Histologically, they are outpouchings of gallbladder mucosa into the gallbladder muscle layer and subserosal tissue as a result of hyperplasia and herniation of epithelial cells through the fibromuscular layer of the gallbladder wall.

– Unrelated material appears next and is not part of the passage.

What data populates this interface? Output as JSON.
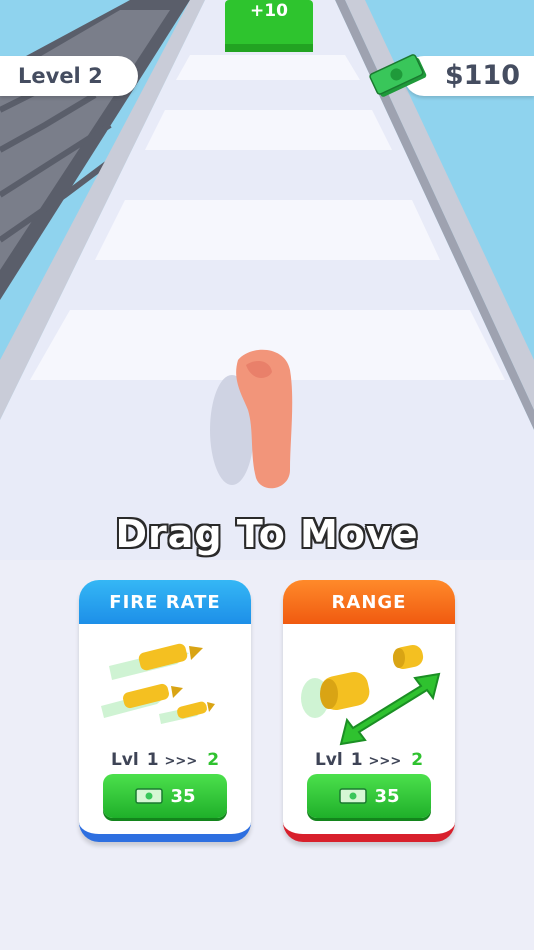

They are usually referred to as adenomyomatosis - usually due to increased pressure and recurrent damage of the gallbladder wall
What is cholestasis?
A condition where bile can not flow from the liver to the duodenum
What type of jaundice would stones in the common bile duct cause?
What type of cancers do gallbladder cancers tend to be?
Adenocarcinoma (poor prognosis - rare)
What is the most common risk factor for carcinoma of the gallbladder?
Where do gallbladder carcinomas locally invade?
What is cholangiocarcinoma?
Carcinoma of the bile ducts (rare)
What is cholangiocarcinoma associated with? (2)
Ulcerative colitisPrimary sclerosing cholangitis
How does cholangiocarcinoma present?
With obstructive jaundice?
What type of cancer is cholangiocarcinoma?
What is a Klatskin tumour?
Cholangiocarcinoma at the bifurcation of hepatic ducts
What are stromal cells?
Connective tissue cells of any organ
Histological appearance of cholangiocarcinoma?
Densely packed small glands in a fibrous stroma
What are the 2 types of pancreatitis?
Acute or chronic (overlap exists between these 2 types)
what is the main symptoms of acute pancreatitis?
Sudden onset severe abdominal pain (patients may be severely shocked)
What blood test will be elevated in acute pancreatitis?
What age are patients who get acute pancreatitis?
What are the causes of pancreatitis?
GallstonesEthanolTraumaScorpion stingsMumps/ other infections/ malignancyAutoimmuneSteroids/ shockHyperlipidaemia/ hypercalcaemia/ hyperparathyroidism/ hypothermiaERCPDrugs
What causes pancreatic duct epithelial injury? (2)
Bile refluxDuct obstruction due to stone damage to sphincter of Oddi
What does pancreatic epithelial injury cause?
loss of protective barrier allowing autodigestion of pancreatic acini by lytic pancreatic enzymes proteases and lipases
What does lytic pancreatic lipase cause to the pancreas?
Intra- and peripancreatic fat necrosis
What does lytic pancreatic proteases cause to the pancreas?
Tissue destruction and haemorrhage
What can intrapancreatic fat necrosis bind?
Large amounts of calcium
What is a pancreatic pseudocyst? (complication of pancreatitis)
collection of fluid rich in pancreatic enzymes, blood, and necrotic tissue, typically located in the lesser sac of the abdomen.
What are 6 complications of acute pancreatitis?
DeathShockPseudocyst formationAbscess formationHypocalcaemiaHyperglycaemia
What is chronic pancreatitis?
Long standing inflammation of the pancreas - can develop insidiously or following bouts of acute pancreatitis
Causes of chronic pancreatitis? (5)
What happens to the composition of the pancreas during chronic pancreatitis?
Replacement of pancreas by chronic inflammation and scar tissue(destruction of exocrine acini and islets)
What type of cancer occurs in the pancreas?
What is carcinoma of the pancreatic associated with? (3)
What does adenocarcinoma of the pancreas look like microscopically?
Irregular abortive glands in a dense stroma